WORK REQUEST: Could you write out the data that follows, exactly and in full?

***

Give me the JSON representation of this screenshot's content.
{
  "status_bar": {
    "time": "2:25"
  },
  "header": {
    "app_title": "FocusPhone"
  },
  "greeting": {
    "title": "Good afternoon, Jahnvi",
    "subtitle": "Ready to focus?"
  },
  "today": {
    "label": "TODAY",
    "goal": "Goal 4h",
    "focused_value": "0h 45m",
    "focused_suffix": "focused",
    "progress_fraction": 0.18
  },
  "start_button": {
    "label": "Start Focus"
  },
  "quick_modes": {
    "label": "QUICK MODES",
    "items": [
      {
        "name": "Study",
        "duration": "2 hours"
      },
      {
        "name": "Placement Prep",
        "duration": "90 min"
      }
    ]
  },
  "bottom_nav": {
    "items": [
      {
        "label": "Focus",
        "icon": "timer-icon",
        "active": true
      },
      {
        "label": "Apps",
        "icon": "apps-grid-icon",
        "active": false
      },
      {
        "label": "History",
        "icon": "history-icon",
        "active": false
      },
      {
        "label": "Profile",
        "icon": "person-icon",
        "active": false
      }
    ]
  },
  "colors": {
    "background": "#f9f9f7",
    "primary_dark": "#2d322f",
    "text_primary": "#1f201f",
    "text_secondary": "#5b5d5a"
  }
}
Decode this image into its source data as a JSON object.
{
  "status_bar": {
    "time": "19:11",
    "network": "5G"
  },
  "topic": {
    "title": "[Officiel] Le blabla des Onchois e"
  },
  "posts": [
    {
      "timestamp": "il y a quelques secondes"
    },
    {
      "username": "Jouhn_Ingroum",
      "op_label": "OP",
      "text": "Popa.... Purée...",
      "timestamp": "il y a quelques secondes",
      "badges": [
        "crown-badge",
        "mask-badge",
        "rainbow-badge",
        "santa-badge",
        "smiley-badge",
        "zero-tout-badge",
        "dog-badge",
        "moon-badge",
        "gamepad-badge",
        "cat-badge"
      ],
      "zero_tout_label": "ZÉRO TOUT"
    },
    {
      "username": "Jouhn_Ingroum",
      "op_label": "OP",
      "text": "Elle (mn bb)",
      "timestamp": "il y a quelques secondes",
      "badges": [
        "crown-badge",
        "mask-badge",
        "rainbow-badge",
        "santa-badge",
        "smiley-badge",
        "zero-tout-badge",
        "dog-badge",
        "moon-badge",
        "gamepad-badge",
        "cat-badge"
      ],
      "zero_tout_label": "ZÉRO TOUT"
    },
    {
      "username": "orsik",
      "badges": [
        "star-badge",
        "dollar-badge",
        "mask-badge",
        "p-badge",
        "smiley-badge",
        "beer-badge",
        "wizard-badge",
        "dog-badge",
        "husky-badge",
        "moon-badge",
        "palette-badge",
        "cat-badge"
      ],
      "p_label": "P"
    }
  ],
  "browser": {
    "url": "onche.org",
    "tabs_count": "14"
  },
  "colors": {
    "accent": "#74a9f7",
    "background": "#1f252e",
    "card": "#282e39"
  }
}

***

EXERCISE RESPONSE:
Give me the JSON representation of this screenshot's content.
{
  "status_bar": {
    "time": "2:25"
  },
  "header": {
    "app_title": "FocusPhone"
  },
  "greeting": {
    "title": "Good afternoon, Jahnvi",
    "subtitle": "Ready to focus?"
  },
  "today": {
    "label": "TODAY",
    "goal": "Goal 4h",
    "focused_value": "0h 45m",
    "focused_suffix": "focused",
    "progress_fraction": 0.18
  },
  "start_button": {
    "label": "Start Focus"
  },
  "quick_modes": {
    "label": "QUICK MODES",
    "items": [
      {
        "name": "Study",
        "duration": "2 hours"
      },
      {
        "name": "Placement Prep",
        "duration": "90 min"
      }
    ]
  },
  "bottom_nav": {
    "items": [
      {
        "label": "Focus",
        "icon": "timer-icon",
        "active": true
      },
      {
        "label": "Apps",
        "icon": "apps-grid-icon",
        "active": false
      },
      {
        "label": "History",
        "icon": "history-icon",
        "active": false
      },
      {
        "label": "Profile",
        "icon": "person-icon",
        "active": false
      }
    ]
  },
  "colors": {
    "background": "#f9f9f7",
    "primary_dark": "#2d322f",
    "text_primary": "#1f201f",
    "text_secondary": "#5b5d5a"
  }
}
Decode this image into its source data as a JSON object.
{
  "status_bar": {
    "time": "19:11",
    "network": "5G"
  },
  "topic": {
    "title": "[Officiel] Le blabla des Onchois e"
  },
  "posts": [
    {
      "timestamp": "il y a quelques secondes"
    },
    {
      "username": "Jouhn_Ingroum",
      "op_label": "OP",
      "text": "Popa.... Purée...",
      "timestamp": "il y a quelques secondes",
      "badges": [
        "crown-badge",
        "mask-badge",
        "rainbow-badge",
        "santa-badge",
        "smiley-badge",
        "zero-tout-badge",
        "dog-badge",
        "moon-badge",
        "gamepad-badge",
        "cat-badge"
      ],
      "zero_tout_label": "ZÉRO TOUT"
    },
    {
      "username": "Jouhn_Ingroum",
      "op_label": "OP",
      "text": "Elle (mn bb)",
      "timestamp": "il y a quelques secondes",
      "badges": [
        "crown-badge",
        "mask-badge",
        "rainbow-badge",
        "santa-badge",
        "smiley-badge",
        "zero-tout-badge",
        "dog-badge",
        "moon-badge",
        "gamepad-badge",
        "cat-badge"
      ],
      "zero_tout_label": "ZÉRO TOUT"
    },
    {
      "username": "orsik",
      "badges": [
        "star-badge",
        "dollar-badge",
        "mask-badge",
        "p-badge",
        "smiley-badge",
        "beer-badge",
        "wizard-badge",
        "dog-badge",
        "husky-badge",
        "moon-badge",
        "palette-badge",
        "cat-badge"
      ],
      "p_label": "P"
    }
  ],
  "browser": {
    "url": "onche.org",
    "tabs_count": "14"
  },
  "colors": {
    "accent": "#74a9f7",
    "background": "#1f252e",
    "card": "#282e39"
  }
}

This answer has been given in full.